The inscription was recovered in an archaeological excavation directed by Tzachi Lang and Kojan Haku of the IAA before the construction of a road inside the village. As part of the IAA’s policy of increasing public interest in archaeology, students, volunteers and workers from the local community, participated in the excavation.
According to Dr Leah Di-Segni, a researcher at the Institute of Archaeology of the Hebrew University of Jerusalem, who deciphered the text, it is a dedicatory inscription that was engraved while casting the foundations of the church.
It reads, “Christ born of Mary. This work of the most God-fearing and pious bishop [Theodo]sius and the miserable Th[omas] was built from the foundation –. Whoever enters should pray for them.”
According to Di-Segni, the formula “Christ born of Mary” was intended to protect its readers from the evil eye and was commonly used at the beginning of inscriptions and documents of the time. Christ (Christos in Greek, or ‘Messiah’) refers, obviously, to Jesus. Di-Segni adds that “The inscription greets those who enter and blesses them. It is therefore clear that the building is a church and not a monastery. Churches greeted believers at their entrance, while monasteries tended not to do that” (since monasteries were places where people wished to live the outside world behind – JP).
Theodosius, whom the text refers to as the building’s founder, was one of the first Christian bishops. He served as the regional archbishop – the supreme religious authority of the metropolis of Bet Shean, to which et-Taiyiba in the valley belonged.
Dr Walid Atrash of the Israel Antiquities Authority says, “This is the first evidence of the Byzantine church’s existence in the village of et-Taiyiba and it adds to other finds attesting to the activities of Christians who lived in the region. Remains of a church from the Crusader period were previously uncovered at the site, and a monastery discovered more recently by Nurit Feig of the IAA and Dr. Moti Aviam of Kinneret College in Kfar Kama is one of a series of monasteries that were under the jurisdiction of the Bet Shean religious metropolis.”

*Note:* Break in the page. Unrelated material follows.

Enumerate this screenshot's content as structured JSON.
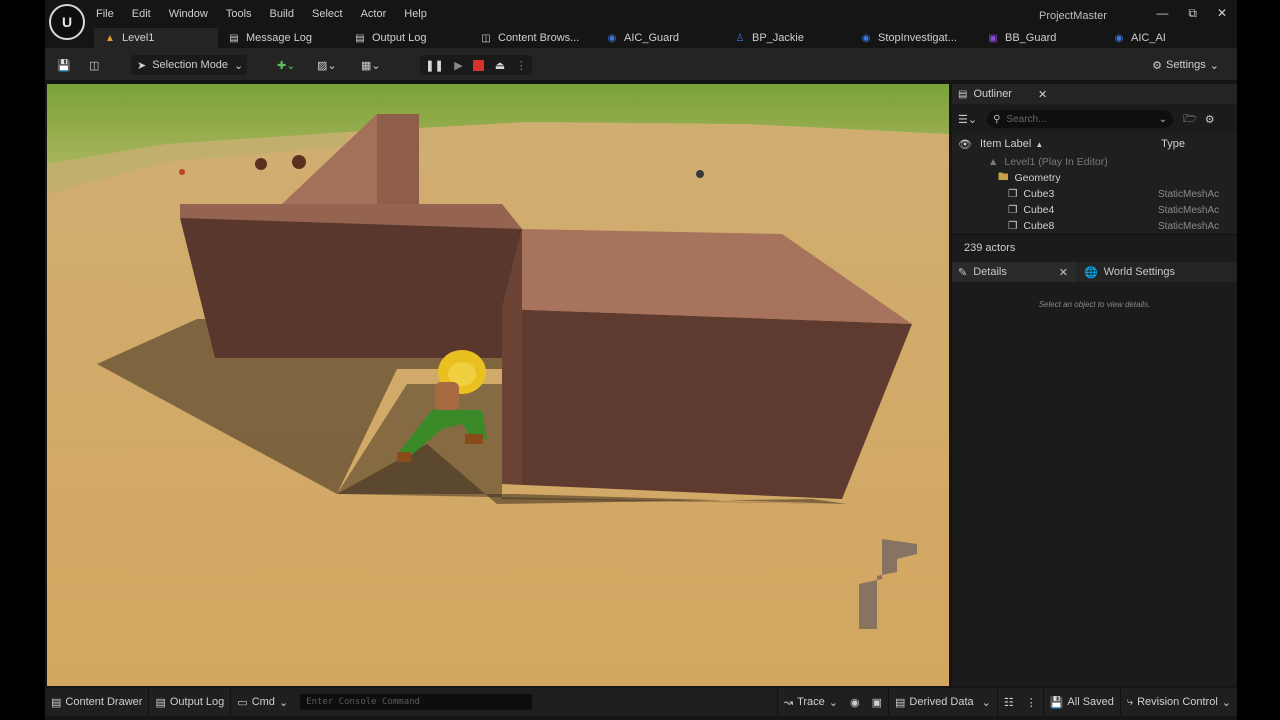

According to excavation directors Tzachi Lang and Kojan Haku of the IAA, “the excavation yielded finds from a variety of periods, shedding light on the long settlement sequence at et-Taiyiba in the valley, and on its status among the local settlements.”